== Prompt ==
Where does the word "when" show up in the data? Please find each such line and copy it.

Records drawn from a dataset

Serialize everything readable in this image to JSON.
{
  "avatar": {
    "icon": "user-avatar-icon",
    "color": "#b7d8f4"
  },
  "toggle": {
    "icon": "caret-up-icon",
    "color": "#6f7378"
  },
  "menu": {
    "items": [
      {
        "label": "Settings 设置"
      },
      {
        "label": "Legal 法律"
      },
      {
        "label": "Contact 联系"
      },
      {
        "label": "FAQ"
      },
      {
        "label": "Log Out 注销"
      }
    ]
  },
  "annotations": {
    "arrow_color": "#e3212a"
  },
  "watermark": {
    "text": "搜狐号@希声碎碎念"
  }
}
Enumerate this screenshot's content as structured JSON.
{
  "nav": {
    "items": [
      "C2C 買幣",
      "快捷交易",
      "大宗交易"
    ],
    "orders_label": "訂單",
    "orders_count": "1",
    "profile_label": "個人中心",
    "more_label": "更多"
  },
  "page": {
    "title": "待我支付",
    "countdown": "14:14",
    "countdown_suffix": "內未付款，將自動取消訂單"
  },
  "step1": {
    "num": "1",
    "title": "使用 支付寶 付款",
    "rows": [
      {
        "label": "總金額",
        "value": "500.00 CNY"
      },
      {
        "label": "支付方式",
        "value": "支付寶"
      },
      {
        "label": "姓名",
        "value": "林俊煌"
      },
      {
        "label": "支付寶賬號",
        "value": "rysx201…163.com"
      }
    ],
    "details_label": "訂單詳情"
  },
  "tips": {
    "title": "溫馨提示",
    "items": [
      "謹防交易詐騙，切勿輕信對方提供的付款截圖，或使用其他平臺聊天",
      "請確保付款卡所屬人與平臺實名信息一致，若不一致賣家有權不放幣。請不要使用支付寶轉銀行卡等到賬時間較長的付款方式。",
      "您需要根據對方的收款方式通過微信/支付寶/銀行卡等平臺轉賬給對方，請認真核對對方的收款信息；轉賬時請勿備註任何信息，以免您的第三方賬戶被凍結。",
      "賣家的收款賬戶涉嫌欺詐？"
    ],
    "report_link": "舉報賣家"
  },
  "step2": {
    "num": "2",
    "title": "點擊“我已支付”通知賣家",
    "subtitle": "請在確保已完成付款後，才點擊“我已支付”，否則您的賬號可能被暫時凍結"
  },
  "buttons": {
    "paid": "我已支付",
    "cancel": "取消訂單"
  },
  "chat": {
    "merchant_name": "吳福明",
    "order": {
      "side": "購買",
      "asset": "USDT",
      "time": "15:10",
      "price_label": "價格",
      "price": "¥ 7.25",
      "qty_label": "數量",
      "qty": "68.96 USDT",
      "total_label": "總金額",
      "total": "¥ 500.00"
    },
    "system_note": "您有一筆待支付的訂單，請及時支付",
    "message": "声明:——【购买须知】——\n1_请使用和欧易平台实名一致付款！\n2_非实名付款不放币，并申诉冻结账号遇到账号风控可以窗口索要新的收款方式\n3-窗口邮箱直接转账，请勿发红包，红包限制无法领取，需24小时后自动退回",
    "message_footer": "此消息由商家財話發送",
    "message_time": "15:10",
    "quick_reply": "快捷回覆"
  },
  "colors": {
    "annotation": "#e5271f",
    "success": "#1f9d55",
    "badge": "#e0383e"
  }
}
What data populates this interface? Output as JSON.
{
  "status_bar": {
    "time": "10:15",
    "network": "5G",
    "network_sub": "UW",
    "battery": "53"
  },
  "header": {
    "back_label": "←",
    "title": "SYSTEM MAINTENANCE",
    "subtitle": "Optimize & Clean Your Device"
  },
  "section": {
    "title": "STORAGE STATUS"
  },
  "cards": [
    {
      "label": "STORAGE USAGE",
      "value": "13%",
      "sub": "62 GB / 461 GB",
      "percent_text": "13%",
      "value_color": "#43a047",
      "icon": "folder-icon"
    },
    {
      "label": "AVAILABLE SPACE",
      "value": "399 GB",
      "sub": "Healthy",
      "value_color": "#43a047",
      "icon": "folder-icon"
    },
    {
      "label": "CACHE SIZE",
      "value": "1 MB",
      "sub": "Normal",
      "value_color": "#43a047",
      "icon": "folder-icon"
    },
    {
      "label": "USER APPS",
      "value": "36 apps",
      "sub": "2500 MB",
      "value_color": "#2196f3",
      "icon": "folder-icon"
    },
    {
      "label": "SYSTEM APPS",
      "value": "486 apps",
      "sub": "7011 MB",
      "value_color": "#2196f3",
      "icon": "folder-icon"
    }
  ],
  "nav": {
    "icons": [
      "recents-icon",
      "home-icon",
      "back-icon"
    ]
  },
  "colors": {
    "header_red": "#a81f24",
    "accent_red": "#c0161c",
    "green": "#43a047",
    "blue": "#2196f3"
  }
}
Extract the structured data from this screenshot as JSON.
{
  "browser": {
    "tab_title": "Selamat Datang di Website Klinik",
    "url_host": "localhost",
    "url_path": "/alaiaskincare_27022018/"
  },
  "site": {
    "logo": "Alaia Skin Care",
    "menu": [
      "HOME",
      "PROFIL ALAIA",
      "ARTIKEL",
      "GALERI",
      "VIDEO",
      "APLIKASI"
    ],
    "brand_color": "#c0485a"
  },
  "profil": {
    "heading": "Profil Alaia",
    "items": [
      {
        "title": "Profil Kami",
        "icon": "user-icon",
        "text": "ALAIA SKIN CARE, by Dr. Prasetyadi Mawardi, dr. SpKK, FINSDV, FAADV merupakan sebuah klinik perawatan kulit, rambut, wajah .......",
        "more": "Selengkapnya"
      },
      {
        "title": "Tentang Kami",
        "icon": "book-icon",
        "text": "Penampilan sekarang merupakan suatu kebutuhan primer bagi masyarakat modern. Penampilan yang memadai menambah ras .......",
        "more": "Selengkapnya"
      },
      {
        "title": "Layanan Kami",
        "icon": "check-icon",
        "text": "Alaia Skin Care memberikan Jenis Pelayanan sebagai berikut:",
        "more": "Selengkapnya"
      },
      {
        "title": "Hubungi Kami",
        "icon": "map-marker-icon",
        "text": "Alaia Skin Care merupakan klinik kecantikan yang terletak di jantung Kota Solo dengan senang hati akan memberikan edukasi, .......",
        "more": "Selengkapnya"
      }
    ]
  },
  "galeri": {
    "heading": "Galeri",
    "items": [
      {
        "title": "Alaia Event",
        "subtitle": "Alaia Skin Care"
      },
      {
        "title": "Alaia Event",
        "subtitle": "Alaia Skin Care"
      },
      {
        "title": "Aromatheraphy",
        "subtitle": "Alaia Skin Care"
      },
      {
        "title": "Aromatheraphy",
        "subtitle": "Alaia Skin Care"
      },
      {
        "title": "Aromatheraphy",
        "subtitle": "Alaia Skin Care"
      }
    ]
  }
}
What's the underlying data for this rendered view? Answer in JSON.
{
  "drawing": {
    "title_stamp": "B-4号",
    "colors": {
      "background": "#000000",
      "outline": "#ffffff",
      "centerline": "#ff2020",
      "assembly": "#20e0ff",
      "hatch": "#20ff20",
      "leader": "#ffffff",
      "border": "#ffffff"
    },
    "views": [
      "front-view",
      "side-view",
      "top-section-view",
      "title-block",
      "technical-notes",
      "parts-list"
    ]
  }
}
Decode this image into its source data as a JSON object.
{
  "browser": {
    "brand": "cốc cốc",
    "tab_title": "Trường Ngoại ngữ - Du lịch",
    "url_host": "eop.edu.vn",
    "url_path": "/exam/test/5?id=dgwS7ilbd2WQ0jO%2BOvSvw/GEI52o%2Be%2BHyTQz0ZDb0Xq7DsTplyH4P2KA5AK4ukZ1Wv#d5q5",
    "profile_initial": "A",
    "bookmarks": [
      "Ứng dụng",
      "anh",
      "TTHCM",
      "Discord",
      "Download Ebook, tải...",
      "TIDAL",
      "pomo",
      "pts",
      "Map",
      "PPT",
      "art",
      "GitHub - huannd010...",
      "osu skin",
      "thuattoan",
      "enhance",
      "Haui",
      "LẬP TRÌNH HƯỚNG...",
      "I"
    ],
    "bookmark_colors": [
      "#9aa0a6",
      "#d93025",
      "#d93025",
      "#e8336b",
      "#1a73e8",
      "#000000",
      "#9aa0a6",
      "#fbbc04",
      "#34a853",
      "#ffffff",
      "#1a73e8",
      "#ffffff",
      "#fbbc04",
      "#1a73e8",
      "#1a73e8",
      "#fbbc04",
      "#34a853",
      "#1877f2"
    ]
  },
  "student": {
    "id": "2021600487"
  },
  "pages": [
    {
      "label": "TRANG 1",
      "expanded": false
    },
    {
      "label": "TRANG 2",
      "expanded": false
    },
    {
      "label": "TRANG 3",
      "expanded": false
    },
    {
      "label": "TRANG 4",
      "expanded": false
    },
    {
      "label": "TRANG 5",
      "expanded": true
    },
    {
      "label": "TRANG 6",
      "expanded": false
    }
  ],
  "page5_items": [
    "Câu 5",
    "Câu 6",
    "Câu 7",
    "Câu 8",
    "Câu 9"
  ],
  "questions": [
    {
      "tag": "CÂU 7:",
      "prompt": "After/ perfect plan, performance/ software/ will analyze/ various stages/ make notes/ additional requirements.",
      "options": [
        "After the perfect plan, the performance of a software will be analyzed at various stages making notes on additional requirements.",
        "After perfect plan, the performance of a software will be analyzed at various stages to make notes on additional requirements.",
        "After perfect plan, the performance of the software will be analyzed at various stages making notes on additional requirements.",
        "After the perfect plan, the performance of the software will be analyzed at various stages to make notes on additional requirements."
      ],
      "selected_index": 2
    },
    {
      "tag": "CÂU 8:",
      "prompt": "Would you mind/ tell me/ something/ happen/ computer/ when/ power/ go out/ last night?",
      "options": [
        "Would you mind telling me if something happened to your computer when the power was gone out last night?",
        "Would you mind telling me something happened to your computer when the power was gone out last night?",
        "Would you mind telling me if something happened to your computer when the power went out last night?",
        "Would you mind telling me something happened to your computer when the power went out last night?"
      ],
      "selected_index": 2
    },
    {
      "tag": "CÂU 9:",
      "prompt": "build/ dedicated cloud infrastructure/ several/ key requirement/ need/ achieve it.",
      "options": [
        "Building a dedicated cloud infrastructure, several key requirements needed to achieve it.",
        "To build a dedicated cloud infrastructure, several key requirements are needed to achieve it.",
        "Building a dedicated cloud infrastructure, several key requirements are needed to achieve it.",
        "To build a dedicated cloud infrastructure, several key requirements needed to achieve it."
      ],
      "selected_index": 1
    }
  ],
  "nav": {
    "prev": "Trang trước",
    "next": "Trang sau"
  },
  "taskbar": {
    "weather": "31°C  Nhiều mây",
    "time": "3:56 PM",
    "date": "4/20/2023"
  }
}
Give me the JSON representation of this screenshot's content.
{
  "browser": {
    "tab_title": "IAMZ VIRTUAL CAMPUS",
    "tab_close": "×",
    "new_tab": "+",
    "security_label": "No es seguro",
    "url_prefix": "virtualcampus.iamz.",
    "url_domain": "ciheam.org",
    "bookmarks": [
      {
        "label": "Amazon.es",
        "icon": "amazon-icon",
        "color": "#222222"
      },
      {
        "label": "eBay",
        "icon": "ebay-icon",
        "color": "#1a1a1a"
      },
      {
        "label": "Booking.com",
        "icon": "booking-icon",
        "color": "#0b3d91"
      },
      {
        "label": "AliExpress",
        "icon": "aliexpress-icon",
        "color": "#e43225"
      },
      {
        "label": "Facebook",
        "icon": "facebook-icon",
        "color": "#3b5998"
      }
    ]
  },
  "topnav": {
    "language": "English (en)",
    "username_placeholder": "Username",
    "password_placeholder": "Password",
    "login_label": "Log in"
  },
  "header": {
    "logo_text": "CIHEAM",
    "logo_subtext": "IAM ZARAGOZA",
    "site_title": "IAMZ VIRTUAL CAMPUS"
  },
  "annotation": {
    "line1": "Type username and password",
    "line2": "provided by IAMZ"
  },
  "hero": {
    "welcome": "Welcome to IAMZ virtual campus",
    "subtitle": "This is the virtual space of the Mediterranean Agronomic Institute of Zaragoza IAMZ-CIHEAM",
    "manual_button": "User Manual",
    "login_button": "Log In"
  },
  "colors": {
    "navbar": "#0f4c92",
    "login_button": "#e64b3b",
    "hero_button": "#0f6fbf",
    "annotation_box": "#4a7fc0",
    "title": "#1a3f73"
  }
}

== Your solution ==
      "prompt": "Would you mind/ tell me/ something/ happen/ computer/ when/ power/ go out/ last night?",
        "Would you mind telling me if something happened to your computer when the power was gone out last night?",
        "Would you mind telling me something happened to your computer when the power was gone out last night?",
        "Would you mind telling me if something happened to your computer when the power went out last night?",
        "Would you mind telling me something happened to your computer when the power went out last night?"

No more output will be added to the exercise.